Thursday, November 21, 2013

Yes, I Still Care

As I reflected about my post last week: Who Cares?, I began to wonder if I didn't overstep my bounds.  Some may see this post as an attempt to cover my tail, and in some ways perhaps it is.  But I think I need to add these words to further define my role/a pastor's role in caring for members in a congregation.

My entire goal in the previous post was to encourage all members within congregations to care for one another and not view such care as exclusive to the pastor/clergy.   Jesus didn't say, "Clergy members are to feed the hungry, give drink to the thirsty, clothe the naked, and visit the sick and imprisoned."  (paraphrasing the end result of Matthew 25)  Not at all.  Jesus called all of His followers to do such things.

Clergy are not singled out nor exempted.

Which means that I believe clergy are indeed called to model and equip others on how to care for one another in a congregational setting.
  • This means clergy/I should/will continue to visit the sick.
  • This means clergy/I should/will continue to counsel people when in need.
  • This means clergy/I should/will continue to check on people who are undergoing long-term treatments.
  • This means clergy/I should/will continue to be with families who lose a loved one and endure the grief process.
  • This means clergy/I should/will continue to receive and make phone calls when a need arises.
I do not believe clergy/I are/am ever exempted from doing these things.  Whenever clergy cease to interact with people--real people who inhabit the church pews/seats on Sunday morning, then I think they become more CEO, executive types.   Now, such types may be necessary in mega-churches, but I have my doubts.

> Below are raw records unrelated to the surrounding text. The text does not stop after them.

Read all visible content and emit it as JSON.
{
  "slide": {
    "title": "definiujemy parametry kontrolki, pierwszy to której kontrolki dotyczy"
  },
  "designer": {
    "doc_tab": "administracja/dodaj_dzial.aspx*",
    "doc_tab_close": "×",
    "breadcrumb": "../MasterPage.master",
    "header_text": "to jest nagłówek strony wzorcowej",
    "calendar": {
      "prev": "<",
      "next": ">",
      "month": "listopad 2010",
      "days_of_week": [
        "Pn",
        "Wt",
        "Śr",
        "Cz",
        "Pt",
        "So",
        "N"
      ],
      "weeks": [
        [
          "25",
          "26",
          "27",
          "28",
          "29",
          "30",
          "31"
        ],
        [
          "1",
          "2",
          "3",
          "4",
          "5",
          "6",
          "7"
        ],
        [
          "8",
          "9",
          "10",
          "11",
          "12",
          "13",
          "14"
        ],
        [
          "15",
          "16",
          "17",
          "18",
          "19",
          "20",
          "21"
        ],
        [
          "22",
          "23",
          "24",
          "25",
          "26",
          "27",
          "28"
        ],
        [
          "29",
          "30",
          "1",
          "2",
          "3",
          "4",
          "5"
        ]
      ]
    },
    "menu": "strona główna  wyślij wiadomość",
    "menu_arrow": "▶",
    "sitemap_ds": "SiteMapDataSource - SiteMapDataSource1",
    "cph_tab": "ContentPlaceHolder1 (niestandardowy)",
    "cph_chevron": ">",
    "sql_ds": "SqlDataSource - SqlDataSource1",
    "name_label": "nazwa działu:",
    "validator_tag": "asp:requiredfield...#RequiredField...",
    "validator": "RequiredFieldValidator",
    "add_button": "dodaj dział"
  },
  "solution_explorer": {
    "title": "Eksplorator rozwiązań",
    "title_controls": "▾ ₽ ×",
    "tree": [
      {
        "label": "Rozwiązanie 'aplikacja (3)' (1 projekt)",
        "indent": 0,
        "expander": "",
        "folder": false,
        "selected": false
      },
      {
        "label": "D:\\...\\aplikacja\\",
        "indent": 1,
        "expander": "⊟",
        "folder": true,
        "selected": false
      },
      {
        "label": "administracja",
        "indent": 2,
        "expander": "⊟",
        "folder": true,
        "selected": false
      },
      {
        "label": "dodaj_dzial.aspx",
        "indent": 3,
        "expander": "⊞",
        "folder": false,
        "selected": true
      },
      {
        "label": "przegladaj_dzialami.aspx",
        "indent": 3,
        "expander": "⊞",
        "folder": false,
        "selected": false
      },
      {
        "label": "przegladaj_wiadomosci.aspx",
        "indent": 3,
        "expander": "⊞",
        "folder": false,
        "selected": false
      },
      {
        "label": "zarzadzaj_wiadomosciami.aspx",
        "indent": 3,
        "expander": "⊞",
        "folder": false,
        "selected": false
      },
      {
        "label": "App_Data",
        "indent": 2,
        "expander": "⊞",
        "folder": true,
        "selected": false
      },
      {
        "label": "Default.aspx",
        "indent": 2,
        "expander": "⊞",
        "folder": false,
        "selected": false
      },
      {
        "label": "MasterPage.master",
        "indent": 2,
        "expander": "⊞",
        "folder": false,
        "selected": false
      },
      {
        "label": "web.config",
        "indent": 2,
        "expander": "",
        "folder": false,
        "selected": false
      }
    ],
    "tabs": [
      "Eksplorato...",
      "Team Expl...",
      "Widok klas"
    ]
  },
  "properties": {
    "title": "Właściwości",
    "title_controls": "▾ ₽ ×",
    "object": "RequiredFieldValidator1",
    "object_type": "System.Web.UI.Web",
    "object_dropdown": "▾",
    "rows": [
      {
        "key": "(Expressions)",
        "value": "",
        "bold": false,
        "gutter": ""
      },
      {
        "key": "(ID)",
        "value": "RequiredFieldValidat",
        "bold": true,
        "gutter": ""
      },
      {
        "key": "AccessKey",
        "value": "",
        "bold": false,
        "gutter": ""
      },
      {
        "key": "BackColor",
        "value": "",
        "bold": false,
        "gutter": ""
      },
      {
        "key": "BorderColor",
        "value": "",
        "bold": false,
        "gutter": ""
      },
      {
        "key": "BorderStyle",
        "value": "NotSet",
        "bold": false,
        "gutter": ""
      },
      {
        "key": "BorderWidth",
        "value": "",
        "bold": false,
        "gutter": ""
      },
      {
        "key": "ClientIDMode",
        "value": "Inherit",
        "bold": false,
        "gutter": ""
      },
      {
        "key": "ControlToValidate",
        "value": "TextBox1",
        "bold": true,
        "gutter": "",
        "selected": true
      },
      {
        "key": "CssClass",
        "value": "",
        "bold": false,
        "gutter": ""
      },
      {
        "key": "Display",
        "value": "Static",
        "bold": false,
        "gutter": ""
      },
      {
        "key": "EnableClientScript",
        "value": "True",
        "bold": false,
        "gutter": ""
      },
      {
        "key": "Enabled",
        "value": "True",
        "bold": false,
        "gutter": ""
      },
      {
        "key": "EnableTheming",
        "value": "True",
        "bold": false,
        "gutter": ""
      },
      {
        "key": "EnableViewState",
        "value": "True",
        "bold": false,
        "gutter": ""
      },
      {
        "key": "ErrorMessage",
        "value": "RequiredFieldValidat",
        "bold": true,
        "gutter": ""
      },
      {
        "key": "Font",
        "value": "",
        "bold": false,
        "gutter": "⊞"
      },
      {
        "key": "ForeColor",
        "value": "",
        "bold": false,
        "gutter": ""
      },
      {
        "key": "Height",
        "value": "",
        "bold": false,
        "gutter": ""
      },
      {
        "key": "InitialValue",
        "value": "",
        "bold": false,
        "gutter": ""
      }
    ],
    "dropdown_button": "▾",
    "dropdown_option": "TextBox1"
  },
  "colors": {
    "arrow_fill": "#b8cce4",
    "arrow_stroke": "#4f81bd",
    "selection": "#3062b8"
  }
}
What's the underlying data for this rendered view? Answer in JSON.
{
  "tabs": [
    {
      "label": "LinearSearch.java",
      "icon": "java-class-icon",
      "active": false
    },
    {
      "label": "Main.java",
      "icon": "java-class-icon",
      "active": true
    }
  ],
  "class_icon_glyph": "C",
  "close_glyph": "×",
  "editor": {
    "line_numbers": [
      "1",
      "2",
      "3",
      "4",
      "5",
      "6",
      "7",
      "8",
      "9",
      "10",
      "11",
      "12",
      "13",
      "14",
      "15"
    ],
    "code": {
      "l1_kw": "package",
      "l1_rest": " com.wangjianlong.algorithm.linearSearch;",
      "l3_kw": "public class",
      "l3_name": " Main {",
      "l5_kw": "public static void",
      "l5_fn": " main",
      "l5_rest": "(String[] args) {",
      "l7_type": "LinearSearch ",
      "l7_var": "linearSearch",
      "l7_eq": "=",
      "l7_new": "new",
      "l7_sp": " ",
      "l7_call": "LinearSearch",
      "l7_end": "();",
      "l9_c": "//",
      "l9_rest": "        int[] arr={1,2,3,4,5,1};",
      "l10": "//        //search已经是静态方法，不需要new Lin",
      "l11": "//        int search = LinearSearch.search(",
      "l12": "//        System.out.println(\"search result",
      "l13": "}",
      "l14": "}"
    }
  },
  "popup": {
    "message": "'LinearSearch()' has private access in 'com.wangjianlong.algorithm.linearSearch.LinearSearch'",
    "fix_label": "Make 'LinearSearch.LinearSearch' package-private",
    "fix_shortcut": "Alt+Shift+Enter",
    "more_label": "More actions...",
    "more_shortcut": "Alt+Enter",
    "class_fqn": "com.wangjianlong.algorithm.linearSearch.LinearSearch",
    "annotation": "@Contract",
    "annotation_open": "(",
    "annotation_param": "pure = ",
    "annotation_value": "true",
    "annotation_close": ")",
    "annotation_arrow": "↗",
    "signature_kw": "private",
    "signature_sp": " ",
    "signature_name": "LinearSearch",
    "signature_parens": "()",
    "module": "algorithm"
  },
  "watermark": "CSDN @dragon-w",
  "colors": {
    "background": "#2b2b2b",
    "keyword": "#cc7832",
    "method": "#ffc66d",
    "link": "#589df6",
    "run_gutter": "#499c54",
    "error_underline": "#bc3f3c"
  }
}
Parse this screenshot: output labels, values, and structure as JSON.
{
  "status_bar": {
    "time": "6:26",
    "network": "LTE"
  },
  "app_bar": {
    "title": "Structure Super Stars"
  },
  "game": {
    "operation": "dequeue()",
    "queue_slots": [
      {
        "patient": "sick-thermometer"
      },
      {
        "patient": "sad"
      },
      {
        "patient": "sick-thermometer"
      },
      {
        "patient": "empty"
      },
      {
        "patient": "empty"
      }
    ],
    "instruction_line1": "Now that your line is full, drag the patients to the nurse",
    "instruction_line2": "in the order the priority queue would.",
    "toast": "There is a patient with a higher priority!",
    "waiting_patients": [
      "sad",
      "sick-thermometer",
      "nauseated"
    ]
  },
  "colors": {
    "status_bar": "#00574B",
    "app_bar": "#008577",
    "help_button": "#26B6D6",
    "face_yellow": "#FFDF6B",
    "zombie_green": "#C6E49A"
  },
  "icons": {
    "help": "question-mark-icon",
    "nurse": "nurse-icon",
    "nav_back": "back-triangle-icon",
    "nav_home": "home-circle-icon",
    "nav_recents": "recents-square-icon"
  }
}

I think one can still head a large organization and still have plenty of personal contact with those in need.

I hope no one viewed my post as an attempt to say, "I don't need to care."  Far be it from that.  In reality, it was a desire to expand the view and show that the responsibility for care falls not on one but upon all.